France's news in English

Editions:  Austria · Denmark · France · Germany · Italy · Norway · Spain · Sweden · Switzerland

Is France set to scrap the dreaded annual tax declaration?

Share this article

Is France set to scrap the dreaded annual tax declaration?
Photo: AFP
17:22 CET+01:00
With France having finally introduced a pay-as-you-earn income tax system earlier this year will it be getting rid of the annual tax declaration?

What has happened?

Since the start of January, French income tax has been automatically taken out of salaries, pensions and substitute income (for example maternity leave or job seekers' allowance) instead of being paid a year late as it was before.

This new system (called prélèvement à la source in French), aims to be more adaptable: taxpayers now automatically pay tax each month directly from their salaries as they earn it, and not a year later as they did before.
 
The shift to a pay-as-you-earn system was actually adopted by the Socialist government of Macron's predecessor Francois Hollande, but was only implemented in January this year, after some dithering by Macron on the issue.
 
READ ALSO:
 
 
What did it mean for salaried workers in France?
 
It meant two things; Firstly monthly pay slips now contain less, as the tax has already been deducted as well as the social security contributions which had always been subtracted from pay directly.
 
Many French workers spoke of their shock in January when they opened their first ready-taxed pay packet but the reform passed smoothly and there was no widespread rebellion that some in the government had feared.
 
But workers still have to fill out the annual tax declaration in May in order to make sure they are paying the right amount of income tax. Some could be in for refunds while other workers might find they owe the tax man some money, once those declarations are made.
 
But the annual tax declaration - a form dreaded by many, may soon become a thing of the past, or at least that's according to France's Budget Minister Gerald Darmanin.
 
So the declaration's going?
 
Quite possibly.
 
Darmanin says income tax payers will have to complete one more déclaration d’impôt before it disappears from their lives forever (unless they are self-employed).
 
He told French newspaper La Tribune: "Next year I will without doubt announce the end of the tax return. You will not have to file your tax return."
 
So the coming declaration in the spring will still have to be filled in. And we will wait and see whether Darmanin follows through on his word.
 
Who do I call if there is a problem?
 
The taxman (and not your employer) is the person to go to for any issues arising out if the new income-tax rules and calculations on your payslip. 
 
The government has set up a national helpline (in French) to answer any questions about the reform. The number is 0 809 401 401. So far, it has received over 1 million calls since the beginning of January.
 
There's also lots of information on this government website. Otherwise, if you have any questions you can also contact your local tax office directly.
 
 
 
 
Get notified about breaking news on The Local

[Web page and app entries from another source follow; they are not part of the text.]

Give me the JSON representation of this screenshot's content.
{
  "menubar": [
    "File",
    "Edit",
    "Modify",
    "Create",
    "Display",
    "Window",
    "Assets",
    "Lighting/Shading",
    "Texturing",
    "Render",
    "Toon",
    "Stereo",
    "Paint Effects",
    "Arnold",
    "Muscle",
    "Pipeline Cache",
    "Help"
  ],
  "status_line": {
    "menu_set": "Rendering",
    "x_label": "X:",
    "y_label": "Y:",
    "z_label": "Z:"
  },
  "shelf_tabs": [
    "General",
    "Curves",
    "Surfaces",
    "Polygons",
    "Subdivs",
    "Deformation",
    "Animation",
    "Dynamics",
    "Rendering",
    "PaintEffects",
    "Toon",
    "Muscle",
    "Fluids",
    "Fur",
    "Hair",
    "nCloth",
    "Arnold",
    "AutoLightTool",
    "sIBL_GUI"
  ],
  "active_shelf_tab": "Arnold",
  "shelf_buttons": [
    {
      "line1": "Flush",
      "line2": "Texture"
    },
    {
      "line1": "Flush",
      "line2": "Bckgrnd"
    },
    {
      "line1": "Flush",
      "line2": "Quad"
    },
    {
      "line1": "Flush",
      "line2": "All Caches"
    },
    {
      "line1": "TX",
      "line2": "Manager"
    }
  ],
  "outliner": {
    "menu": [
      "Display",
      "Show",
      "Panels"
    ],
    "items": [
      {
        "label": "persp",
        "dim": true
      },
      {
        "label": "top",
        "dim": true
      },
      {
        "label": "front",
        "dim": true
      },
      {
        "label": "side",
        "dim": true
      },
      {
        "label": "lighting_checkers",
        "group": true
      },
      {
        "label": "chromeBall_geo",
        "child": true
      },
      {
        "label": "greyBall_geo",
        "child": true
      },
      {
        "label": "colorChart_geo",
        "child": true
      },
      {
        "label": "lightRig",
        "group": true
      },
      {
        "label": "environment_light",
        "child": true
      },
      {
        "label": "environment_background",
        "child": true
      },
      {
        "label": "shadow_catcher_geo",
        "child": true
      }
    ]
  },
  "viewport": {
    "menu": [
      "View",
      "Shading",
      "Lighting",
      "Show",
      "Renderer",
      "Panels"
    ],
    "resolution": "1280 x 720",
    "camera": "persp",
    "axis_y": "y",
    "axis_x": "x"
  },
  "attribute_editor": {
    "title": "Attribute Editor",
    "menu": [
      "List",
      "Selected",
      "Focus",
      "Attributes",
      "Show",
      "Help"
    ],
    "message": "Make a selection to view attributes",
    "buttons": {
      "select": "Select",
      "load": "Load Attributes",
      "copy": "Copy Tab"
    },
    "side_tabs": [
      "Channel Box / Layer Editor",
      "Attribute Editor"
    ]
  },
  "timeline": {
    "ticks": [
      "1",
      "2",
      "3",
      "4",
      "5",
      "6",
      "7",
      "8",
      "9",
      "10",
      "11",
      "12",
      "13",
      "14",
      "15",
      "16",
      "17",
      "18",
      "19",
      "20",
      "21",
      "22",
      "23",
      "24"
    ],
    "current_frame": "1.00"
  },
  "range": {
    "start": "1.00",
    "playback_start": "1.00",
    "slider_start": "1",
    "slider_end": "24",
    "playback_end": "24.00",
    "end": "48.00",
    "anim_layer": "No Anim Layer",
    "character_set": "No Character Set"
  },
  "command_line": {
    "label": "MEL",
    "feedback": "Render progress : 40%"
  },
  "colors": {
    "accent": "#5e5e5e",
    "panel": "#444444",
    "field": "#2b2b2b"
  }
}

Share this article

The Local is not responsible for content posted by users.
Become a Member or sign-in to leave a comment.

From our sponsors

How to work 9-5 and travel the rest of the time

A full-time job shouldn’t stop you from satisfying your wanderlust. The Local spoke to Travel After 5 blogger Alline Waldhelm to find out her tips and tricks for travellers who only have 25 days of annual leave.